I have designed STEM tales so that as students read the story, they will follow the engineering design process. If you do multiple STEM tales, the process will become routine for your students and they will start using it when they solve other problems.

Design a Bow for Robin Hood

After brainstorming design ideas for a bow, the students will then choose one to create. They will test out the bow with an arrow (either a pencil or a cotton swab). I prefer using a pencil, because the string grips nicely on the eraser. Please make sure all students start behind a line and only shoot in one direction, or you can construct a simple "shooting range" if you are concerned about injuries. The image above shows three varieties of bow - spoons, craft sticks, and a bamboo skewer, all with string. This is an example of how to load the arrow:


Testing the Bow Design

Before testing, go over the ground rules several times. One violation and testing should immediately stop!
  • Bows can only be aimed at targets (use a printable target or simply stacked cups)
  • Only shoot when the range is clear
  • Retrieve arrows when instructed to do so

Growth Mindset and STEM

STEM tales are the perfect way to model a growth mindset. It is rare for an engineering design to work perfectly on the first attempt, so students will likely experience failure at some point. In improving the designs and working together, they will work through the issues and solve the problem. In this challenge, I provided long balloons and most of the kids wanted to try them out (what kid doesn't love a balloon?). What they learned is that the balloons stretch too much and the arrow doesn't fly as well as with a string.

Optional - Prepare the Bow Ahead of Time

The instructions for these bows are in the Mini Weapons book. The craft sticks are soaked in water so they are easier to bend, then you set them into the shape and let dry overnight:


This is a good option if you want to keep variability low.
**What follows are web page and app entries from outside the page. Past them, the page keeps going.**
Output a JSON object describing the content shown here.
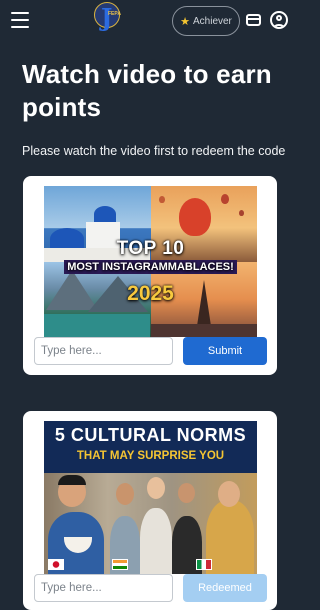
{
  "header": {
    "logo_text": "FEPA",
    "achiever_label": "Achiever",
    "icons": [
      "menu-icon",
      "star-icon",
      "wallet-icon",
      "user-icon"
    ],
    "colors": {
      "background": "#1f2935",
      "accent": "#1f6ad1",
      "badge_star": "#f4c531"
    }
  },
  "page": {
    "title": "Watch video to earn points",
    "subtitle": "Please watch the video first to redeem the code"
  },
  "cards": [
    {
      "thumbnail": {
        "line1": "TOP 10",
        "line2": "MOST INSTAGRAMMABLACES!",
        "line3": "2025"
      },
      "input_placeholder": "Type here...",
      "button_label": "Submit",
      "button_state": "active"
    },
    {
      "thumbnail": {
        "line1": "5 CULTURAL NORMS",
        "line2": "THAT MAY SURPRISE YOU"
      },
      "input_placeholder": "Type here...",
      "button_label": "Redeemed",
      "button_state": "disabled"
    }
  ]
}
You can then Have the students try various rubber bands or strings.

To find the full resource, which includes an 8-page booklet, check list for self-evaluation, and tips, visit this link:
https://www.teacherspayteachers.com/Product/STEM-activity-Robin-Hood-Fairy-Tale-Challenge-2185193?utm_source=Momgineer%20Blog&utm_campaign=STEM%20tale%20gear%20series


Pin the idea for later:

Design and create a bow for Robin Hood! In this STEM tale, help Robin Hood repay his debts by winning the archery competition. | Meredith Anderson - Momgineer

To read more about how to conduct a STEM challenge, visit this post:

http://momgineer.blogspot.com/2016/09/how-to-run-successful-stem-tale.html

To see all posts in this series, click here:

STEM Tales Blog Series